# Constants (C# Programming Guide)

Constants are immutable values which are known at compile time and do not change for the life of the program. Constants are declared with the const modifier. Only the C# built-in types (excluding System.Object) may be declared as const. For a list of the built-in types, see Built-In Types Table. User-defined types, including classes, structs, and arrays, cannot be const. Use the readonly modifier to create a class, struct, or array that is initialized one time at runtime (for example in a constructor) and thereafter cannot be changed.

C# does not support const methods, properties, or events.

The enum type enables you to define named constants for integral built-in types (for example int, uint, long, and so on). For more information, see enum.

Constants must be initialized as they are declared. For example:

class Calendar1
{
public const int months = 12;
}


In this example, the constant months is always 12, and it cannot be changed even by the class itself. In fact, when the compiler encounters a constant identifier in C# source code (for example, months), it substitutes the literal value directly into the intermediate language (IL) code that it produces. Because there is no variable address associated with a constant at run time, const fields cannot be passed by reference and cannot appear as an l-value in an expression.

Note

Use caution when you refer to constant values defined in other code such as DLLs. If a new version of the DLL defines a new value for the constant, your program will still hold the old literal value until it is recompiled against the new version.

Multiple constants of the same type can be declared at the same time, for example:

class Calendar2
{
const int months = 12, weeks = 52, days = 365;
}


The expression that is used to initialize a constant can refer to another constant if it does not create a circular reference. For example:

class Calendar3
{
const int months = 12;
const int weeks = 52;
const int days = 365;

const double daysPerWeek = (double) days / (double) weeks;
const double daysPerMonth = (double) days / (double) months;
}


Constants can be marked as public, private, protected, internal, protected internal or private protected. These access modifiers define how users of the class can access the constant. For more information, see Access Modifiers.

Constants are accessed as if they were static fields because the value of the constant is the same for all instances of the type. You do not use the static keyword to declare them. Expressions that are not in the class that defines the constant must use the class name, a period, and the name of the constant to access the constant. For example:

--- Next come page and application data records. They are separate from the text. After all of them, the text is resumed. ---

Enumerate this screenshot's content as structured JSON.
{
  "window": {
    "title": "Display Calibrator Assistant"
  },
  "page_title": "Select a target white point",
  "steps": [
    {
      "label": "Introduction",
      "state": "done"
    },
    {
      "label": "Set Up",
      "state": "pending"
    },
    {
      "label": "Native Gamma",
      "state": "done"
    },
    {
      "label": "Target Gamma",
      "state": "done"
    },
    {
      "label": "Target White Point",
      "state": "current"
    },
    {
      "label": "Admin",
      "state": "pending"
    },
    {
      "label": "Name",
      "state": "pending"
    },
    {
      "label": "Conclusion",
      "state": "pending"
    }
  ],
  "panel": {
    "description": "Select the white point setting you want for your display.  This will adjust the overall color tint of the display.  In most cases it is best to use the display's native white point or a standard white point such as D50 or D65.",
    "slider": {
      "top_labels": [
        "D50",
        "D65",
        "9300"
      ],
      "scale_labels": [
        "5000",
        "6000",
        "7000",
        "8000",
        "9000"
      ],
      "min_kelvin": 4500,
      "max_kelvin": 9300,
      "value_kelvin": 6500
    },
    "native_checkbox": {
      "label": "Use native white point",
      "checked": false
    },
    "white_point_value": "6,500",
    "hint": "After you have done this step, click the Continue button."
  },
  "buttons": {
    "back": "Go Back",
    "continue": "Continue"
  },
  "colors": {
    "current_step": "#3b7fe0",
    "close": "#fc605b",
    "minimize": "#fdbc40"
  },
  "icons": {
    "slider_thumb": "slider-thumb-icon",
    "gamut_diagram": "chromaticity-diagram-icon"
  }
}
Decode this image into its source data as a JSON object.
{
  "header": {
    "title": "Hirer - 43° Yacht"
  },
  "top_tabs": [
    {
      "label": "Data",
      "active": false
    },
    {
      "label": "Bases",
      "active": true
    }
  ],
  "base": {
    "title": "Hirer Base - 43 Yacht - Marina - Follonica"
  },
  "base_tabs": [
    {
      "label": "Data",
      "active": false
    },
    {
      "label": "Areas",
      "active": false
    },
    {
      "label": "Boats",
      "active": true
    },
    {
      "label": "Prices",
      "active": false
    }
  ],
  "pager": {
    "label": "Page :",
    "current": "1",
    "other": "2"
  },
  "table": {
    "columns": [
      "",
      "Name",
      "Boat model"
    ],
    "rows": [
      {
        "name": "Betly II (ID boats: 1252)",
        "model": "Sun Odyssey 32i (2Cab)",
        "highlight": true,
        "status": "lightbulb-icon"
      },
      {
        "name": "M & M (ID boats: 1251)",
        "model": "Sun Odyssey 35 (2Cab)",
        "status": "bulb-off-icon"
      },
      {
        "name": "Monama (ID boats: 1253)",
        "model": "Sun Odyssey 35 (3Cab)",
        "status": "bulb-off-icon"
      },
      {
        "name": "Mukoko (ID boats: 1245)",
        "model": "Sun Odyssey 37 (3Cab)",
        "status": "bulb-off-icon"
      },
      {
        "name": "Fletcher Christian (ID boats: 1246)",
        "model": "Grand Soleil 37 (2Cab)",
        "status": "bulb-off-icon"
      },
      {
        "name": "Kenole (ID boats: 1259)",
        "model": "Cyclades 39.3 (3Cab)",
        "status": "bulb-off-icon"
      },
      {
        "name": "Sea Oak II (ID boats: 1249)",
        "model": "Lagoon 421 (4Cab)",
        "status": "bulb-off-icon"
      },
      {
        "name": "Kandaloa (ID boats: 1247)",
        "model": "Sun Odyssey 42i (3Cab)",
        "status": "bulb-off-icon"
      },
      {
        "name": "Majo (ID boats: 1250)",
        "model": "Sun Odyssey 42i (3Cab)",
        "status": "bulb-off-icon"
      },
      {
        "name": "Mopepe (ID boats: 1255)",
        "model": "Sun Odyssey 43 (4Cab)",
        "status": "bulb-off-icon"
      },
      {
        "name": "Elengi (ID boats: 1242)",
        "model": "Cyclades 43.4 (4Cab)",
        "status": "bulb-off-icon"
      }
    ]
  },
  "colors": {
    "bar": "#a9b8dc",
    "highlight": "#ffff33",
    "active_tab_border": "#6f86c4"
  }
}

int birthstones = Calendar.months;


## C# Language Specification

For more information, see the C# Language Specification. The language specification is the definitive source for C# syntax and usage.